*Exercise directions*: Please write out all the entries exactly, without the pictures.

─── Source material ───

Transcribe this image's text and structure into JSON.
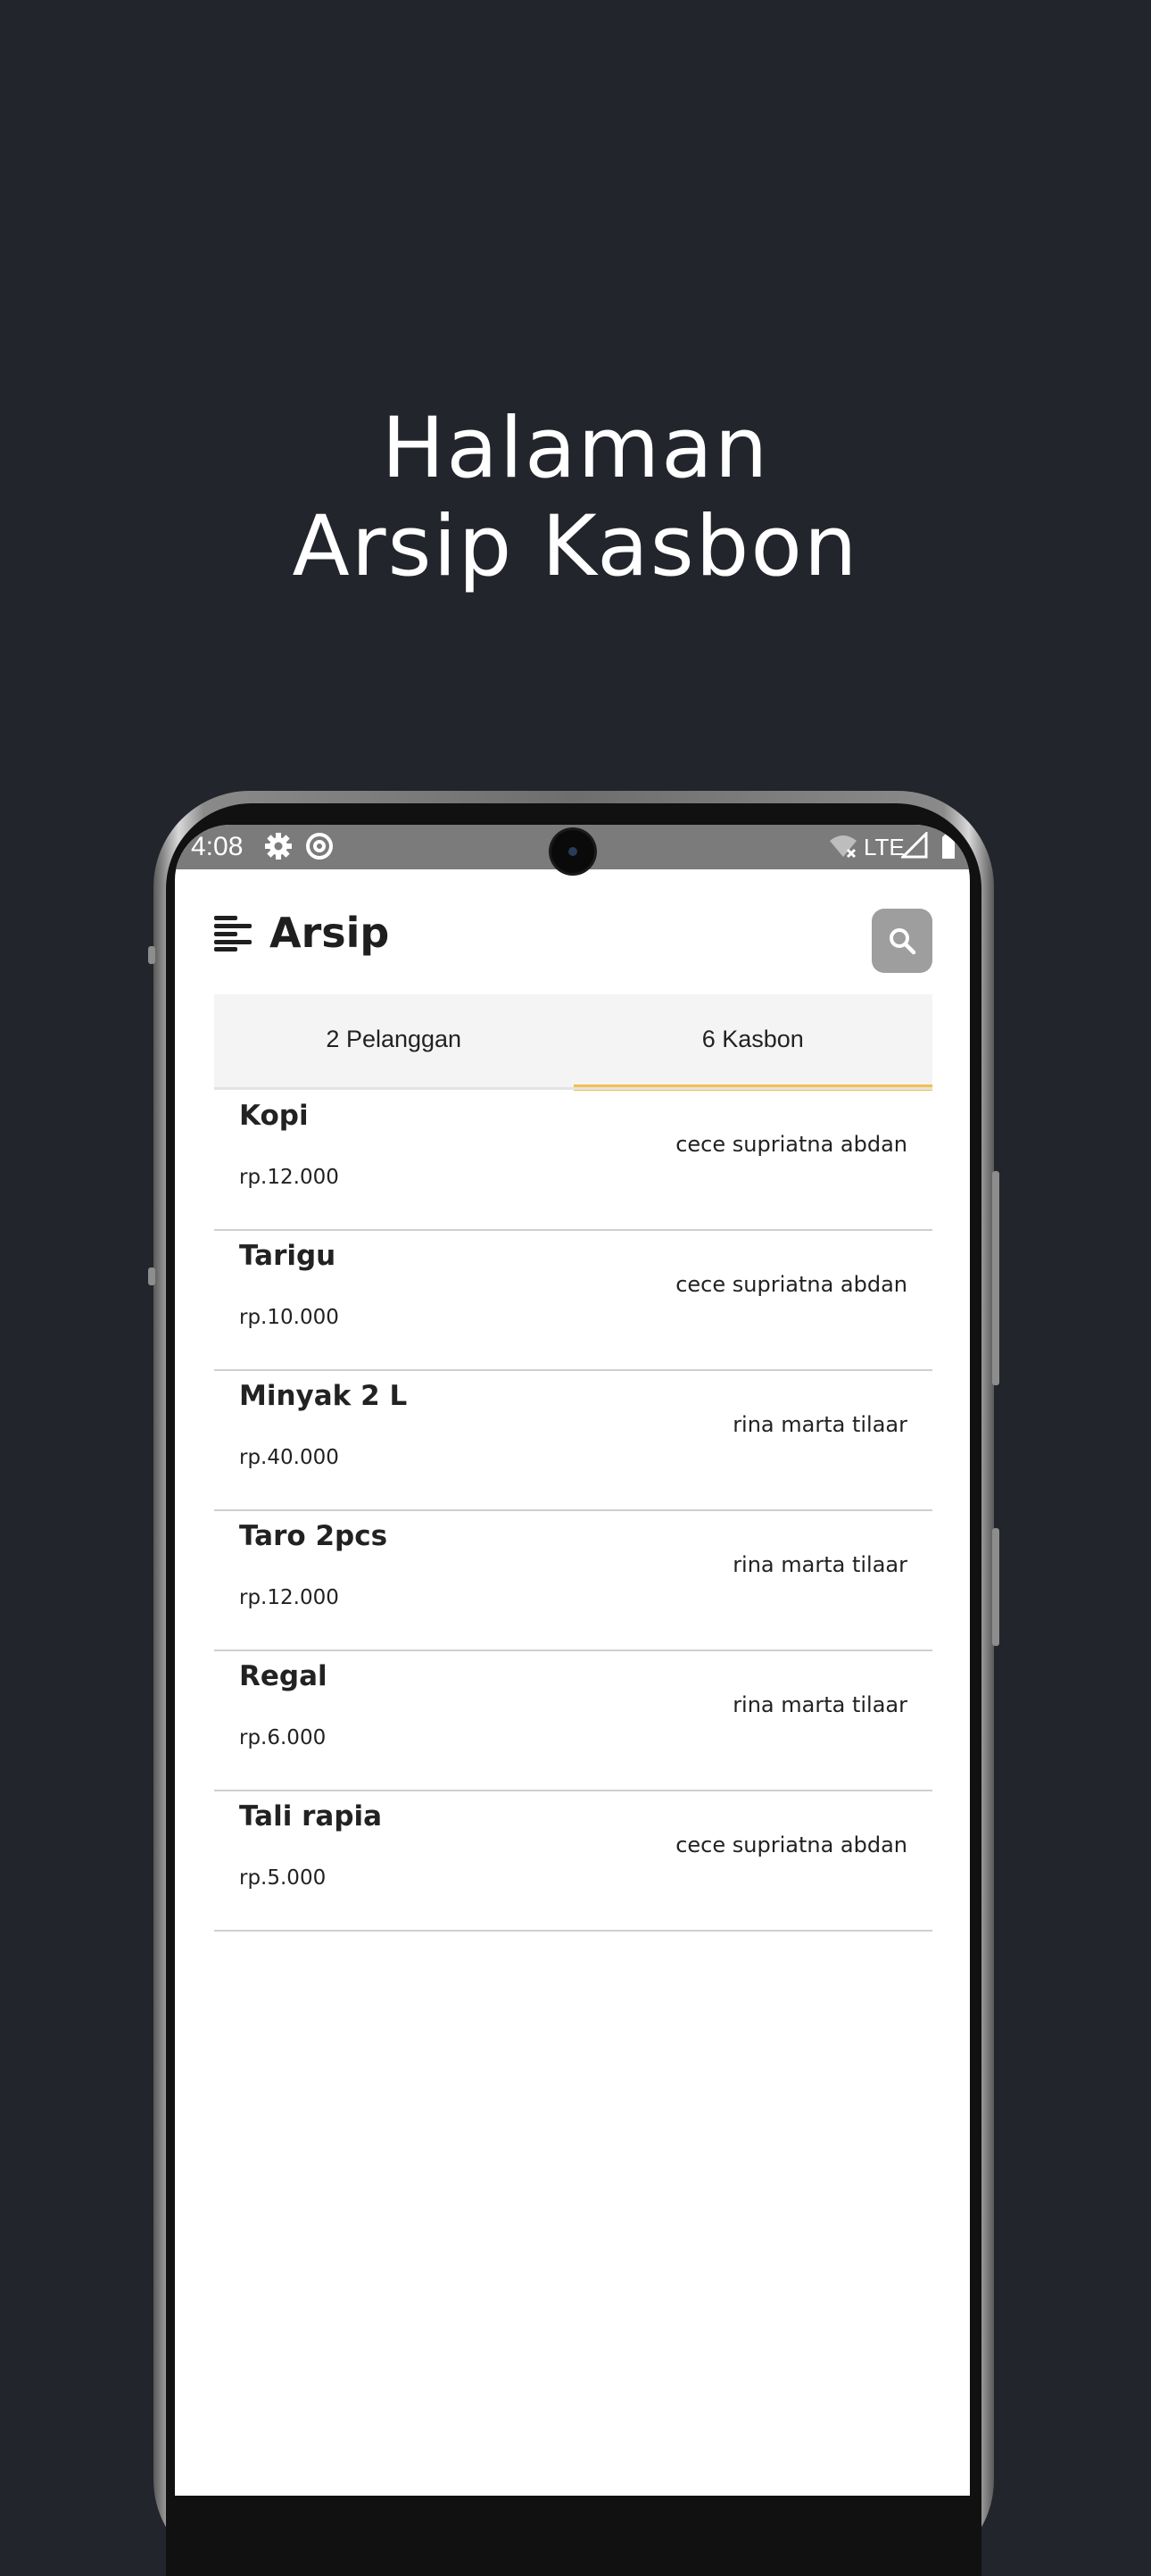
{
  "promo": {
    "line1": "Halaman",
    "line2": "Arsip Kasbon"
  },
  "statusbar": {
    "time": "4:08",
    "network": "LTE",
    "icons": [
      "settings-icon",
      "at-sign-icon",
      "wifi-off-icon",
      "signal-icon",
      "battery-icon"
    ]
  },
  "appbar": {
    "title": "Arsip",
    "menu_icon": "menu-icon",
    "search_icon": "search-icon"
  },
  "tabs": [
    {
      "label": "2 Pelanggan",
      "active": false
    },
    {
      "label": "6 Kasbon",
      "active": true
    }
  ],
  "colors": {
    "background": "#22252c",
    "accent": "#f2c04a",
    "statusbar": "#7b7b7b",
    "search_button": "#9e9e9e"
  },
  "items": [
    {
      "name": "Kopi",
      "amount": "rp.12.000",
      "customer": "cece supriatna abdan"
    },
    {
      "name": "Tarigu",
      "amount": "rp.10.000",
      "customer": "cece supriatna abdan"
    },
    {
      "name": "Minyak 2 L",
      "amount": "rp.40.000",
      "customer": "rina marta tilaar"
    },
    {
      "name": "Taro 2pcs",
      "amount": "rp.12.000",
      "customer": "rina marta tilaar"
    },
    {
      "name": "Regal",
      "amount": "rp.6.000",
      "customer": "rina marta tilaar"
    },
    {
      "name": "Tali rapia",
      "amount": "rp.5.000",
      "customer": "cece supriatna abdan"
    }
  ]
}
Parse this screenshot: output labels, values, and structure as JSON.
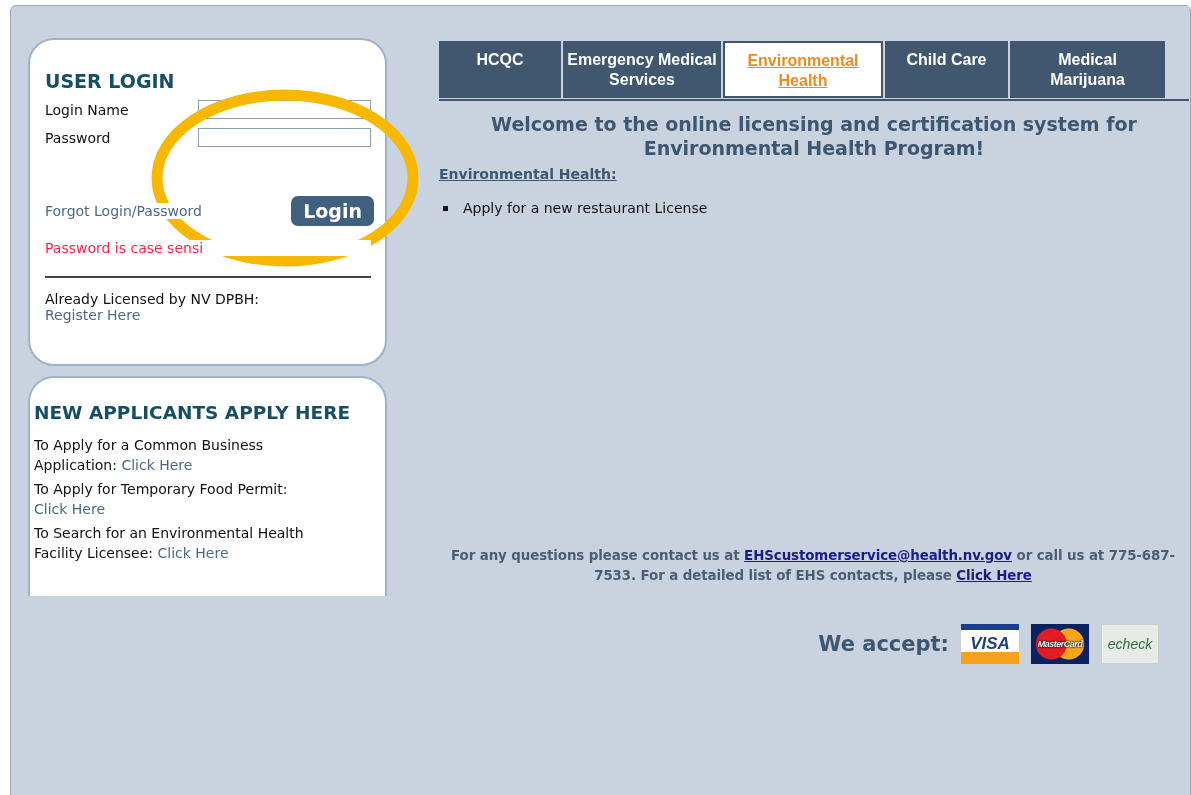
{
  "login": {
    "title": "USER LOGIN",
    "fields": [
      {
        "label": "Login Name"
      },
      {
        "label": "Password"
      }
    ],
    "forgot_link": "Forgot Login/Password",
    "button": "Login",
    "note": "Password is case sensi",
    "registered_text": "Already Licensed by NV DPBH:",
    "register_link": "Register Here"
  },
  "applicants": {
    "title": "NEW APPLICANTS APPLY HERE",
    "items": [
      {
        "text": "To Apply for a Common Business Application:",
        "link": "Click Here"
      },
      {
        "text": "To Apply for Temporary Food Permit:",
        "link": "Click Here"
      },
      {
        "text": "To Search for an Environmental Health Facility Licensee:",
        "link": "Click Here"
      }
    ]
  },
  "tabs": [
    {
      "label": "HCQC",
      "selected": false
    },
    {
      "label": "Emergency Medical Services",
      "selected": false
    },
    {
      "label": "Environmental Health",
      "selected": true
    },
    {
      "label": "Child Care",
      "selected": false
    },
    {
      "label": "Medical Marijuana",
      "selected": false
    }
  ],
  "welcome": "Welcome to the online licensing and certification system for Environmental Health Program!",
  "section_title": "Environmental Health:",
  "bullets": [
    "Apply for a new restaurant License"
  ],
  "contact": {
    "before": "For any questions please contact us at",
    "email": "EHScustomerservice@health.nv.gov",
    "middle": "or call us at 775-687-7533. For a detailed list of EHS contacts, please",
    "link": "Click Here"
  },
  "accept_label": "We accept:",
  "payment_methods": [
    {
      "kind": "visa",
      "label": "VISA"
    },
    {
      "kind": "mastercard",
      "label": "MasterCard"
    },
    {
      "kind": "echeck",
      "label": "echeck"
    }
  ]
}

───

*Solution*:
Transcribe this image's text and structure into JSON.
{
  "promo": {
    "line1": "Halaman",
    "line2": "Arsip Kasbon"
  },
  "statusbar": {
    "time": "4:08",
    "network": "LTE",
    "icons": [
      "settings-icon",
      "at-sign-icon",
      "wifi-off-icon",
      "signal-icon",
      "battery-icon"
    ]
  },
  "appbar": {
    "title": "Arsip",
    "menu_icon": "menu-icon",
    "search_icon": "search-icon"
  },
  "tabs": [
    {
      "label": "2 Pelanggan",
      "active": false
    },
    {
      "label": "6 Kasbon",
      "active": true
    }
  ],
  "colors": {
    "background": "#22252c",
    "accent": "#f2c04a",
    "statusbar": "#7b7b7b",
    "search_button": "#9e9e9e"
  },
  "items": [
    {
      "name": "Kopi",
      "amount": "rp.12.000",
      "customer": "cece supriatna abdan"
    },
    {
      "name": "Tarigu",
      "amount": "rp.10.000",
      "customer": "cece supriatna abdan"
    },
    {
      "name": "Minyak 2 L",
      "amount": "rp.40.000",
      "customer": "rina marta tilaar"
    },
    {
      "name": "Taro 2pcs",
      "amount": "rp.12.000",
      "customer": "rina marta tilaar"
    },
    {
      "name": "Regal",
      "amount": "rp.6.000",
      "customer": "rina marta tilaar"
    },
    {
      "name": "Tali rapia",
      "amount": "rp.5.000",
      "customer": "cece supriatna abdan"
    }
  ]
}
Parse this screenshot: output labels, values, and structure as JSON.
{
  "login": {
    "title": "USER LOGIN",
    "fields": [
      {
        "label": "Login Name"
      },
      {
        "label": "Password"
      }
    ],
    "forgot_link": "Forgot Login/Password",
    "button": "Login",
    "note": "Password is case sensi",
    "registered_text": "Already Licensed by NV DPBH:",
    "register_link": "Register Here"
  },
  "applicants": {
    "title": "NEW APPLICANTS APPLY HERE",
    "items": [
      {
        "text": "To Apply for a Common Business Application:",
        "link": "Click Here"
      },
      {
        "text": "To Apply for Temporary Food Permit:",
        "link": "Click Here"
      },
      {
        "text": "To Search for an Environmental Health Facility Licensee:",
        "link": "Click Here"
      }
    ]
  },
  "tabs": [
    {
      "label": "HCQC",
      "selected": false
    },
    {
      "label": "Emergency Medical Services",
      "selected": false
    },
    {
      "label": "Environmental Health",
      "selected": true
    },
    {
      "label": "Child Care",
      "selected": false
    },
    {
      "label": "Medical Marijuana",
      "selected": false
    }
  ],
  "welcome": "Welcome to the online licensing and certification system for Environmental Health Program!",
  "section_title": "Environmental Health:",
  "bullets": [
    "Apply for a new restaurant License"
  ],
  "contact": {
    "before": "For any questions please contact us at",
    "email": "EHScustomerservice@health.nv.gov",
    "middle": "or call us at 775-687-7533. For a detailed list of EHS contacts, please",
    "link": "Click Here"
  },
  "accept_label": "We accept:",
  "payment_methods": [
    {
      "kind": "visa",
      "label": "VISA"
    },
    {
      "kind": "mastercard",
      "label": "MasterCard"
    },
    {
      "kind": "echeck",
      "label": "echeck"
    }
  ]
}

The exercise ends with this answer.